No wonder the negotiations between producers and Channel 4 over programming rights on new platforms were so tortuous. Although the deal with producers' alliance Pact was finalised less than a month ago, last week Broadcastrevealed that RDF Media is already bullishly planning its own video-on-demand service. The challenge to C4's role as distributor of C4-commissioned programmes to viewers is clear.
At least C4 has a 30-day window in which to exclusively offer programming that's been on its channels to viewers on demand. After that, it's open season. Producers can either continue their arrangements with C4 or begin negotiations with other VoD platforms. Although pay-per-view and subscription rights are subject to a five-month holdback on other platforms, RDF could launch a download-to-own VoD service which is not subject to restrictions. The question is, what's the best strategy for producers such as RDF to make money out of on-demand?

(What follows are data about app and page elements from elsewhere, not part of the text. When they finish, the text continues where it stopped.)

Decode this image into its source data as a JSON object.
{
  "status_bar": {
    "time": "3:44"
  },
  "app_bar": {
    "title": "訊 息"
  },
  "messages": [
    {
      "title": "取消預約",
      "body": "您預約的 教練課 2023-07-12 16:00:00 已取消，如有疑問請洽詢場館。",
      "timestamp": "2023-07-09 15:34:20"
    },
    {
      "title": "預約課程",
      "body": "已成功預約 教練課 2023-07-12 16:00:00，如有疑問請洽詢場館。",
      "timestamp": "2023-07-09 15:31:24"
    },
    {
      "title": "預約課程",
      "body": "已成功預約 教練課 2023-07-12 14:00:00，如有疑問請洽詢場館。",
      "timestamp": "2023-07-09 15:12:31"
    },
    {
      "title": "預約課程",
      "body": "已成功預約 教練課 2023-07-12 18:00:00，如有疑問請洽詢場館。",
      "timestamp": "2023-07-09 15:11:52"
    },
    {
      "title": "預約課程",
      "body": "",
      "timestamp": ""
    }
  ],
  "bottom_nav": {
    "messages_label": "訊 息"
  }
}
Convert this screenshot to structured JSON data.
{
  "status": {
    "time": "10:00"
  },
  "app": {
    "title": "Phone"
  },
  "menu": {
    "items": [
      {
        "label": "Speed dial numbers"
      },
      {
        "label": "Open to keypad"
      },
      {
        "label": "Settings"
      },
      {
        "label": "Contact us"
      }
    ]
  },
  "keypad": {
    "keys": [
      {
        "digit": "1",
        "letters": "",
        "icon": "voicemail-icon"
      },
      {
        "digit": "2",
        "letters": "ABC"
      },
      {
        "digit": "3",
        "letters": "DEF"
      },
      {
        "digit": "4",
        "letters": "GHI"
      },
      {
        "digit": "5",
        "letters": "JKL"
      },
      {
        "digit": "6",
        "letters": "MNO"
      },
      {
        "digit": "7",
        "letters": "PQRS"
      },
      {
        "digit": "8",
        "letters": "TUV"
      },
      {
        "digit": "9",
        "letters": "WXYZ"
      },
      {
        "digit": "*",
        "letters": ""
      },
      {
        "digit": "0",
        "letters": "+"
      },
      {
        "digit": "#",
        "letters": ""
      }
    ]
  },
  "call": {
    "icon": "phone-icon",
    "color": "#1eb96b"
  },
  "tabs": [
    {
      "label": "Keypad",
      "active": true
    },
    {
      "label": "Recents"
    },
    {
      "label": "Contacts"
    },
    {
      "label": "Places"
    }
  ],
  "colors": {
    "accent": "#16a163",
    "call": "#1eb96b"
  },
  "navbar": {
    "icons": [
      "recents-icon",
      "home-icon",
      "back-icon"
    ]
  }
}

One option is to go it alone and launch your own stand-alone service. The alternatives are going with a broadcaster's VoD platform or a third party service such as the soon-to-launch BT Vision.
RDF has yet to decide - or at least is yet to confirm - which route it plans to go down, although Endemol, the biggest entertainment producer in the UK, seems in little doubt.
Its director of interactive media, Peter Cowley, is sceptical about the number of producers who will want to get into customer-facing relationships with viewers. 'Most independents see themselves as business to business operators,' he says.
Despite the power of Endemol programme brands such as Big Brother, Cowley insists: 'We're not a business-to-consumer player. It's very hard for a producer to have the marketing skills to do that.' And it's notable that the massive marketing support for Big Brotheris largely done through C4.
Endemol UK has already announced its partnership with BT Vision, which intends to launch a VoD offering this year. Cowley suspects RDF's VoD ambitions will come down to selling on-demand rights to its programming to other distributors besides C4, after the 30-day exclusive period has elapsed.
Despite the emergence of new entrants such as BT Vision and Google, and potential launches from traditional TV distributors who have diversified into digital distribution. C4 new business director Rod Henwood has no doubts about the strength of C4's position. 'We want to aggregate as much content as possible under our banner because we think it gives [programming] the best chance of finding its natural audience and gets full commercial value,' he insists.